The Story of Maikel Nabil --- A short video about the blogger, sentenced to 2 years for writing a post critical of the military
Large protests are anticipated in Cairo's Tahrir Square today, calling for the immediate release of Maikel Nabil, sentenced to two years in prison because of a single blog entry he made on 7 March criticising the military. Held in solitary confinement and denied medical assistance, Nabil has survived on milk and water for more than 130 days.
Nabil is only one of more than 12,000 Egyptian citizens imprisoned by the military regime since 28 January, but his critique resonates today, given the often brutal and reactionary actions of the military over the last nine months. A line seems particularly pertinent: "The revolution has so far managed to get rid of the dictator but not of the dictatorship". For many, the hope of the post-Mubarak transitional period faces the counter-revolution of the Supreme Council of the Armed Forces.

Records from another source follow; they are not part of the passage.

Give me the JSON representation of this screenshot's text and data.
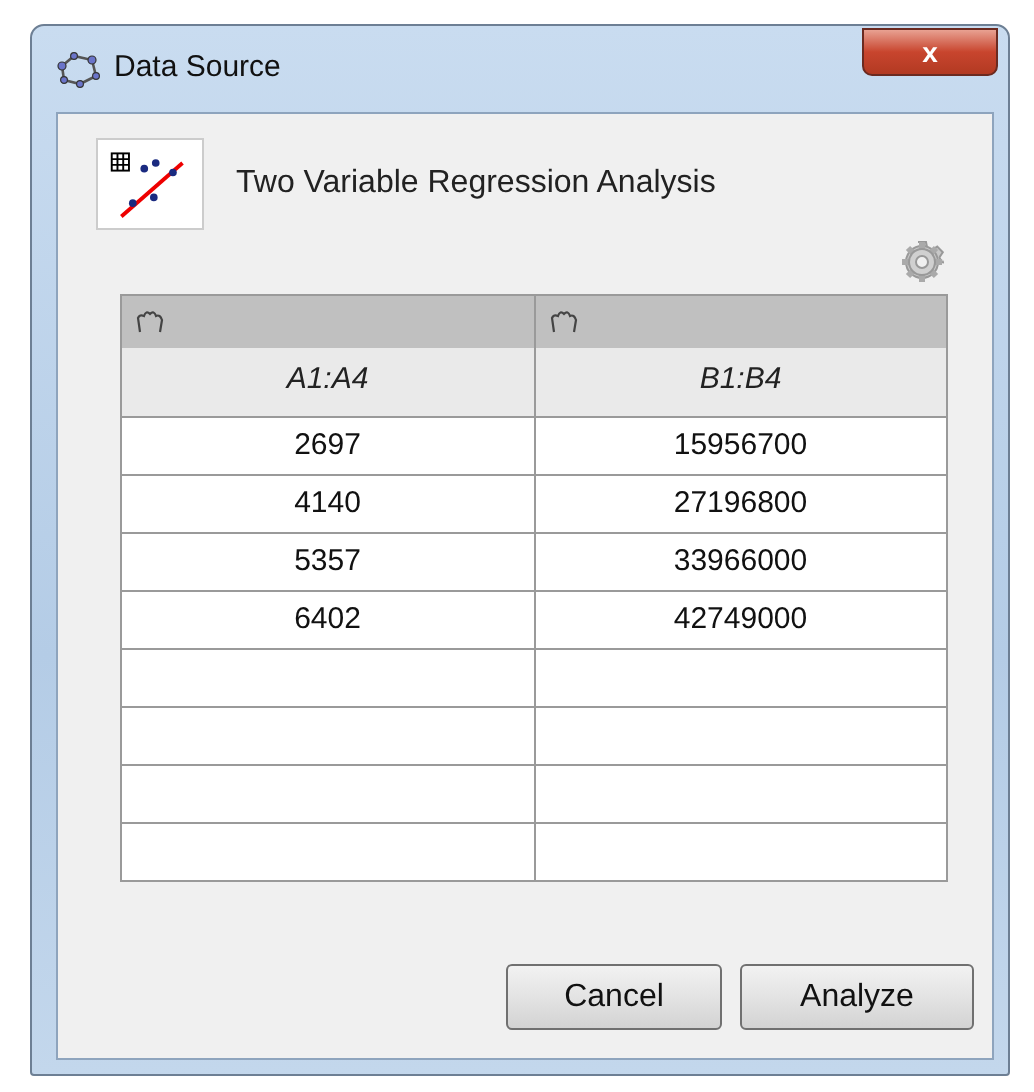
{
  "window": {
    "title": "Data Source",
    "close_label": "x"
  },
  "analysis": {
    "title": "Two Variable Regression Analysis"
  },
  "table": {
    "columns": [
      {
        "label": "A1:A4"
      },
      {
        "label": "B1:B4"
      }
    ],
    "rows": [
      [
        "2697",
        "15956700"
      ],
      [
        "4140",
        "27196800"
      ],
      [
        "5357",
        "33966000"
      ],
      [
        "6402",
        "42749000"
      ]
    ]
  },
  "buttons": [
    {
      "label": "Cancel"
    },
    {
      "label": "Analyze"
    }
  ]
}
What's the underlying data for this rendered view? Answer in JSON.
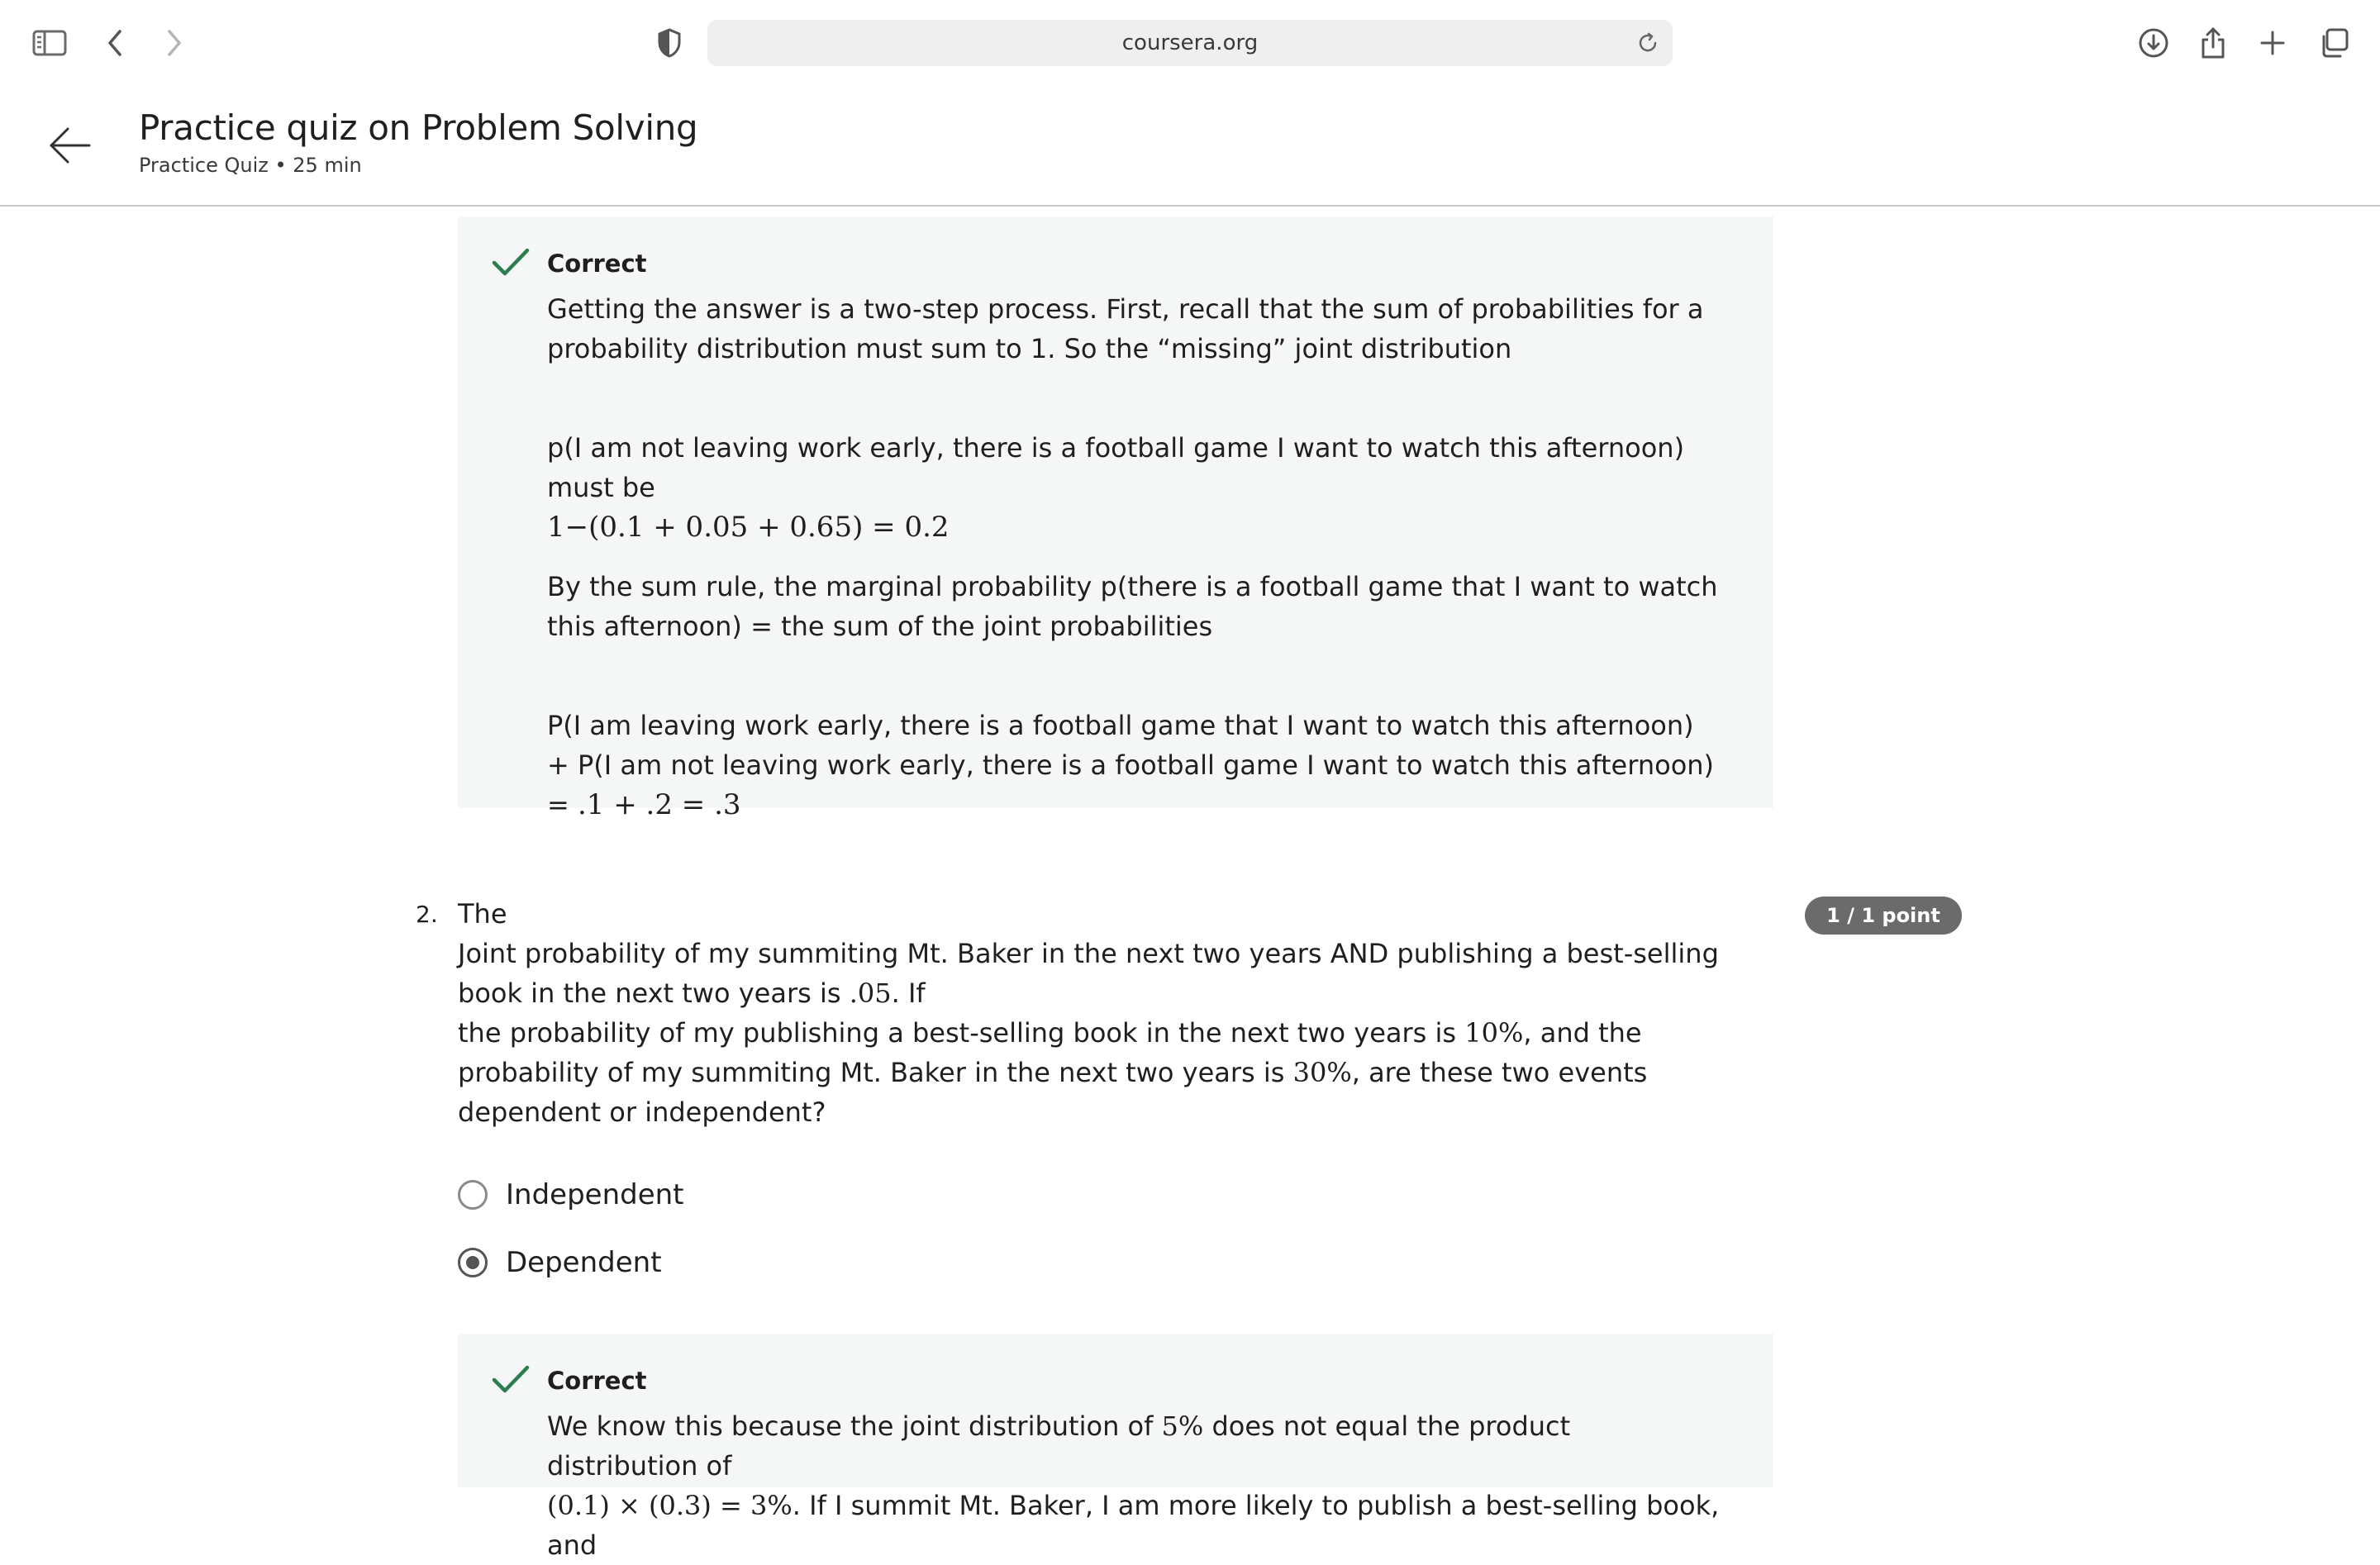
{
  "browser": {
    "url": "coursera.org",
    "icons": [
      "sidebar-icon",
      "back-chevron-icon",
      "forward-chevron-icon",
      "privacy-shield-icon",
      "reload-icon",
      "download-icon",
      "share-icon",
      "new-tab-plus-icon",
      "tabs-overview-icon"
    ]
  },
  "header": {
    "title": "Practice quiz on Problem Solving",
    "subtitle": "Practice Quiz • 25 min"
  },
  "feedback1": {
    "status": "Correct",
    "para1": "Getting the answer is a two-step process. First, recall that the sum of probabilities for a probability distribution must sum to 1. So the “missing” joint distribution",
    "para2_text": "p(I am not leaving work early, there is a football game I want to watch this afternoon) must be",
    "para2_math": "1−(0.1 + 0.05 + 0.65) = 0.2",
    "para3": "By the sum rule, the marginal probability p(there is a football game that I want to watch this afternoon) = the sum of the joint probabilities",
    "para4_text": "P(I am leaving work early, there is a football game that I want to watch this afternoon) + P(I am not leaving work early, there is a football game I want to watch this afternoon) =",
    "para4_math": ".1 + .2 = .3"
  },
  "question2": {
    "number": "2.",
    "badge": "1 / 1 point",
    "line1": "The",
    "line2a": "Joint probability of my summiting Mt. Baker in the next two years AND publishing a best-selling book in the next two years is",
    "line2_math": ".05",
    "line2b": ". If",
    "line3a": "the probability of my publishing a best-selling book in the next two years is",
    "line3_math1": "10%",
    "line3b": ", and the probability of my summiting Mt. Baker in the next two years is",
    "line3_math2": "30%",
    "line3c": ", are these two events dependent or independent?",
    "options": [
      {
        "label": "Independent",
        "selected": false
      },
      {
        "label": "Dependent",
        "selected": true
      }
    ]
  },
  "feedback2": {
    "status": "Correct",
    "text_a": "We know this because the joint distribution of",
    "math_a": "5%",
    "text_b": "does not equal the product distribution of",
    "math_b": "(0.1) × (0.3) = 3%",
    "text_c": ". If I summit Mt. Baker, I am more likely to publish a best-selling book, and"
  },
  "colors": {
    "check_green": "#2e7d4f",
    "feedback_bg": "#f5f7f6",
    "badge_bg": "#6b6b6b"
  }
}
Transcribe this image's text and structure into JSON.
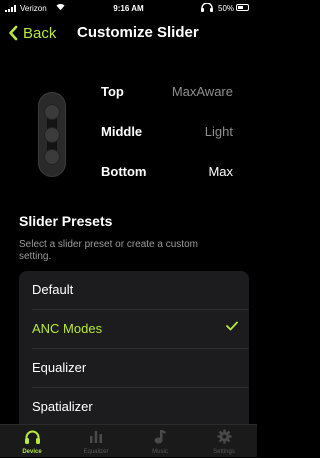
{
  "status_bar": {
    "carrier": "Verizon",
    "time": "9:16 AM",
    "battery": "50%"
  },
  "nav": {
    "back_label": "Back",
    "title": "Customize Slider"
  },
  "slider_positions": [
    {
      "label": "Top",
      "value": "MaxAware"
    },
    {
      "label": "Middle",
      "value": "Light"
    },
    {
      "label": "Bottom",
      "value": "Max"
    }
  ],
  "presets": {
    "title": "Slider Presets",
    "description": "Select a slider preset or create a custom setting.",
    "items": [
      {
        "label": "Default",
        "selected": false
      },
      {
        "label": "ANC Modes",
        "selected": true
      },
      {
        "label": "Equalizer",
        "selected": false
      },
      {
        "label": "Spatializer",
        "selected": false
      }
    ]
  },
  "tabs": [
    {
      "label": "Device",
      "icon": "headphones-icon",
      "active": true
    },
    {
      "label": "Equalizer",
      "icon": "equalizer-icon",
      "active": false
    },
    {
      "label": "Music",
      "icon": "music-note-icon",
      "active": false
    },
    {
      "label": "Settings",
      "icon": "gear-icon",
      "active": false
    }
  ],
  "colors": {
    "accent": "#b6ea3c",
    "background": "#000000",
    "list_bg": "#1c1c1e"
  }
}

In a piece for Egypt Independent, Jake Meth recounts his recent experience of the Egyptian military:
I was detained by the military at around 7 pm last Tuesday [20 December] for walking home. I must have been walking a menacing kind of walk. I often place one foot in front of the other and propel my body forward through space, which I now understand could be interpreted in the wrong way and constitute what George Orwell might call a “walkcrime".
“Where are you going?” asked a young military officer who caught up with me and slid his arm through mine. I explained that I had been trying to walk around a military checkpoint blocking my route home. “Come with me,” he said, smiling, as he guided me back toward the checkpoint.
Xenophobia in Egypt has significantly increased over the last year, as state media and government and military officials blame what they like to call “external hands” for recent clashes. As a result, foreigners have become increasingly suspect.
Tuesday was not the first time I was detained. In late September, I was taken into custody at the military museum in Cairo’s Citadel for taking pictures of a massive mural celebrating now-deposed President Hosni Mubarak. In the center of the mural, a giant flag had been placed in front of Mubarak.
“He is not our president anymore, but he is still our leader,” one of the museum guides, who later turned out to be a soldier, told me at the time. This was interesting, and in the process of pressing further, I apparently acted too much like a spy and found myself detained by the military for seven hours.
With street fighting between protesters and security forces becoming a regular feature of downtown Cairo, the catch-a-spy mentality has taken on fresh momentum.
Once through the checkpoint, I was surrounded by young soldiers who had no idea what to do with me. One took my phone and began shuffling through my pictures — I guessed he was interested in pictures of misspelled English signs around Cairo. To my luck, the soldiers who detained me won a brief tug-of-war with their comrade-in-arms and returned my phone.
I was then taken to see a senior officer, who called me “Wall Street” and wanted to know what I think about the Occupy Wall Street movement. I tried to explain to him that I left the United States before it began, but it didn’t seem to register. I am an American journalist, and therefore an activist, and therefore connected to the Occupy movement, and therefore — and I could see where this was going — connected to Egypt's revolutionary movement.
“What is your opinion of the revolution?” he asked.
I responded in my deficient Arabic. “I don't have one. I'm not Egyptian.”